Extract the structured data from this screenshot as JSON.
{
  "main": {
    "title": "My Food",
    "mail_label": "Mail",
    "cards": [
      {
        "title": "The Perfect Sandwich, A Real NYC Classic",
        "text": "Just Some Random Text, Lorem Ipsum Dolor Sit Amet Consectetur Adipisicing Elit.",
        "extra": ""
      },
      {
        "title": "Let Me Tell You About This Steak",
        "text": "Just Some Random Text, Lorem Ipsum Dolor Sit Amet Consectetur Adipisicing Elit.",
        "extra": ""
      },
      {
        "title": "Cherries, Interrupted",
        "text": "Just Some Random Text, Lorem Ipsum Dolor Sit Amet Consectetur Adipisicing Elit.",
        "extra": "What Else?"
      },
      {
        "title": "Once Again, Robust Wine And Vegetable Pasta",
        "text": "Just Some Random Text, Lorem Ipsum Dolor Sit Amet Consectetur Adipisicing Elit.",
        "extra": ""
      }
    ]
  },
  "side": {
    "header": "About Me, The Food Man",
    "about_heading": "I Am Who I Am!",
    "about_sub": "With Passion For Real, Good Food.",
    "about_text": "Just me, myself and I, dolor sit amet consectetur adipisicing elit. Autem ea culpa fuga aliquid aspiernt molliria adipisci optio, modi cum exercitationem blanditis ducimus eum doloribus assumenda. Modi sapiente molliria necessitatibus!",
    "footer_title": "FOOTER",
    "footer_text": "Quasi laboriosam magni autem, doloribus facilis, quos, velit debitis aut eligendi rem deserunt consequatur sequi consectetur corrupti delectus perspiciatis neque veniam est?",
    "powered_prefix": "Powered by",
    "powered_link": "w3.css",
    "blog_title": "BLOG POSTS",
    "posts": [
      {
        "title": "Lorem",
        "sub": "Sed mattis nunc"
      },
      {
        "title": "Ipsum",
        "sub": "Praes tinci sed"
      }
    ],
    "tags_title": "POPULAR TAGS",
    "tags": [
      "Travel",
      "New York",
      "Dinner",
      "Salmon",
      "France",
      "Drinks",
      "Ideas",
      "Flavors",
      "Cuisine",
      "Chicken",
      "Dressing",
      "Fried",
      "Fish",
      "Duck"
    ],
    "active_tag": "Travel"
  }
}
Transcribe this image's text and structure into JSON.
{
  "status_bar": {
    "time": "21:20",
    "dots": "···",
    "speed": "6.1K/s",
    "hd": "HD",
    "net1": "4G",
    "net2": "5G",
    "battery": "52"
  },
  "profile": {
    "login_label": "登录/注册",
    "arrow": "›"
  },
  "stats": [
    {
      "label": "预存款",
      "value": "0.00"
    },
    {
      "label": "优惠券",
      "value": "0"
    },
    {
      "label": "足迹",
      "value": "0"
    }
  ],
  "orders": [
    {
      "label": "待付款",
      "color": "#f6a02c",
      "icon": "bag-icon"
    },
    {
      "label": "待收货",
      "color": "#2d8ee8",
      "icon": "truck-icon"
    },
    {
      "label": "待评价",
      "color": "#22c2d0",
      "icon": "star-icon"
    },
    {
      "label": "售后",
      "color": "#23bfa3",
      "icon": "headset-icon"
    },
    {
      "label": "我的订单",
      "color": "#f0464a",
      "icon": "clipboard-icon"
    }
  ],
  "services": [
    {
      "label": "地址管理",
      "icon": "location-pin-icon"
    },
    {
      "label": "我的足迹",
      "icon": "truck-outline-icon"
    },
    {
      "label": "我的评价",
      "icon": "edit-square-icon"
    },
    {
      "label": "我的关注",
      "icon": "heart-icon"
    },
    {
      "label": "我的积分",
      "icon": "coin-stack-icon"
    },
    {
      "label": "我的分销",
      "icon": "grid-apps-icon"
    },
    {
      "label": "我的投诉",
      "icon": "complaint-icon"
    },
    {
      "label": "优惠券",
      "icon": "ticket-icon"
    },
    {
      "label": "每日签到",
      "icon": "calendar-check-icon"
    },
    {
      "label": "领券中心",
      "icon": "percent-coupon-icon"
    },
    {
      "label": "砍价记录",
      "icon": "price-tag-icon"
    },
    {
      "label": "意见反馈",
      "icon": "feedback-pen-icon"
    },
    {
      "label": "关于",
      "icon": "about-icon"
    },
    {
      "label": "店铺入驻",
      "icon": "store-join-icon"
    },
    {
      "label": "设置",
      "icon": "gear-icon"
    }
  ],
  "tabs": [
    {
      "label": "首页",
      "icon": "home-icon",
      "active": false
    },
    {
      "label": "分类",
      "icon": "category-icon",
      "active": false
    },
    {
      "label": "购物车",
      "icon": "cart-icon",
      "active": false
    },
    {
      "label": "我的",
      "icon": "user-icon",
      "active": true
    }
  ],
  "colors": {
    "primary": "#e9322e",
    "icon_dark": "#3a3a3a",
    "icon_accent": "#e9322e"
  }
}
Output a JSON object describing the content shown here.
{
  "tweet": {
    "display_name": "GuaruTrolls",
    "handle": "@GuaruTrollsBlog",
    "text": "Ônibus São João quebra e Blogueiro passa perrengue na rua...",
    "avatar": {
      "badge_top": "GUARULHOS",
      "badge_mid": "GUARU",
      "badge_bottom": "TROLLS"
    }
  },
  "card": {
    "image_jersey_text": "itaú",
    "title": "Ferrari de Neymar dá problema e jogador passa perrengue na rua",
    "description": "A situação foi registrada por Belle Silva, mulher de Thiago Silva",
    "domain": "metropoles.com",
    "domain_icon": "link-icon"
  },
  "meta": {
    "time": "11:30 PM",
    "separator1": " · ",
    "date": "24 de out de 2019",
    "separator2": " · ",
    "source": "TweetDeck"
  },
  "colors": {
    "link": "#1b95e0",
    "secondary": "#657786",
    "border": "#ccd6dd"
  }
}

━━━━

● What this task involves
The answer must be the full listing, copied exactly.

● Expected answer
Extract the structured data from this screenshot as JSON.
{
  "main": {
    "title": "My Food",
    "mail_label": "Mail",
    "cards": [
      {
        "title": "The Perfect Sandwich, A Real NYC Classic",
        "text": "Just Some Random Text, Lorem Ipsum Dolor Sit Amet Consectetur Adipisicing Elit.",
        "extra": ""
      },
      {
        "title": "Let Me Tell You About This Steak",
        "text": "Just Some Random Text, Lorem Ipsum Dolor Sit Amet Consectetur Adipisicing Elit.",
        "extra": ""
      },
      {
        "title": "Cherries, Interrupted",
        "text": "Just Some Random Text, Lorem Ipsum Dolor Sit Amet Consectetur Adipisicing Elit.",
        "extra": "What Else?"
      },
      {
        "title": "Once Again, Robust Wine And Vegetable Pasta",
        "text": "Just Some Random Text, Lorem Ipsum Dolor Sit Amet Consectetur Adipisicing Elit.",
        "extra": ""
      }
    ]
  },
  "side": {
    "header": "About Me, The Food Man",
    "about_heading": "I Am Who I Am!",
    "about_sub": "With Passion For Real, Good Food.",
    "about_text": "Just me, myself and I, dolor sit amet consectetur adipisicing elit. Autem ea culpa fuga aliquid aspiernt molliria adipisci optio, modi cum exercitationem blanditis ducimus eum doloribus assumenda. Modi sapiente molliria necessitatibus!",
    "footer_title": "FOOTER",
    "footer_text": "Quasi laboriosam magni autem, doloribus facilis, quos, velit debitis aut eligendi rem deserunt consequatur sequi consectetur corrupti delectus perspiciatis neque veniam est?",
    "powered_prefix": "Powered by",
    "powered_link": "w3.css",
    "blog_title": "BLOG POSTS",
    "posts": [
      {
        "title": "Lorem",
        "sub": "Sed mattis nunc"
      },
      {
        "title": "Ipsum",
        "sub": "Praes tinci sed"
      }
    ],
    "tags_title": "POPULAR TAGS",
    "tags": [
      "Travel",
      "New York",
      "Dinner",
      "Salmon",
      "France",
      "Drinks",
      "Ideas",
      "Flavors",
      "Cuisine",
      "Chicken",
      "Dressing",
      "Fried",
      "Fish",
      "Duck"
    ],
    "active_tag": "Travel"
  }
}
Transcribe this image's text and structure into JSON.
{
  "status_bar": {
    "time": "21:20",
    "dots": "···",
    "speed": "6.1K/s",
    "hd": "HD",
    "net1": "4G",
    "net2": "5G",
    "battery": "52"
  },
  "profile": {
    "login_label": "登录/注册",
    "arrow": "›"
  },
  "stats": [
    {
      "label": "预存款",
      "value": "0.00"
    },
    {
      "label": "优惠券",
      "value": "0"
    },
    {
      "label": "足迹",
      "value": "0"
    }
  ],
  "orders": [
    {
      "label": "待付款",
      "color": "#f6a02c",
      "icon": "bag-icon"
    },
    {
      "label": "待收货",
      "color": "#2d8ee8",
      "icon": "truck-icon"
    },
    {
      "label": "待评价",
      "color": "#22c2d0",
      "icon": "star-icon"
    },
    {
      "label": "售后",
      "color": "#23bfa3",
      "icon": "headset-icon"
    },
    {
      "label": "我的订单",
      "color": "#f0464a",
      "icon": "clipboard-icon"
    }
  ],
  "services": [
    {
      "label": "地址管理",
      "icon": "location-pin-icon"
    },
    {
      "label": "我的足迹",
      "icon": "truck-outline-icon"
    },
    {
      "label": "我的评价",
      "icon": "edit-square-icon"
    },
    {
      "label": "我的关注",
      "icon": "heart-icon"
    },
    {
      "label": "我的积分",
      "icon": "coin-stack-icon"
    },
    {
      "label": "我的分销",
      "icon": "grid-apps-icon"
    },
    {
      "label": "我的投诉",
      "icon": "complaint-icon"
    },
    {
      "label": "优惠券",
      "icon": "ticket-icon"
    },
    {
      "label": "每日签到",
      "icon": "calendar-check-icon"
    },
    {
      "label": "领券中心",
      "icon": "percent-coupon-icon"
    },
    {
      "label": "砍价记录",
      "icon": "price-tag-icon"
    },
    {
      "label": "意见反馈",
      "icon": "feedback-pen-icon"
    },
    {
      "label": "关于",
      "icon": "about-icon"
    },
    {
      "label": "店铺入驻",
      "icon": "store-join-icon"
    },
    {
      "label": "设置",
      "icon": "gear-icon"
    }
  ],
  "tabs": [
    {
      "label": "首页",
      "icon": "home-icon",
      "active": false
    },
    {
      "label": "分类",
      "icon": "category-icon",
      "active": false
    },
    {
      "label": "购物车",
      "icon": "cart-icon",
      "active": false
    },
    {
      "label": "我的",
      "icon": "user-icon",
      "active": true
    }
  ],
  "colors": {
    "primary": "#e9322e",
    "icon_dark": "#3a3a3a",
    "icon_accent": "#e9322e"
  }
}
Output a JSON object describing the content shown here.
{
  "tweet": {
    "display_name": "GuaruTrolls",
    "handle": "@GuaruTrollsBlog",
    "text": "Ônibus São João quebra e Blogueiro passa perrengue na rua...",
    "avatar": {
      "badge_top": "GUARULHOS",
      "badge_mid": "GUARU",
      "badge_bottom": "TROLLS"
    }
  },
  "card": {
    "image_jersey_text": "itaú",
    "title": "Ferrari de Neymar dá problema e jogador passa perrengue na rua",
    "description": "A situação foi registrada por Belle Silva, mulher de Thiago Silva",
    "domain": "metropoles.com",
    "domain_icon": "link-icon"
  },
  "meta": {
    "time": "11:30 PM",
    "separator1": " · ",
    "date": "24 de out de 2019",
    "separator2": " · ",
    "source": "TweetDeck"
  },
  "colors": {
    "link": "#1b95e0",
    "secondary": "#657786",
    "border": "#ccd6dd"
  }
}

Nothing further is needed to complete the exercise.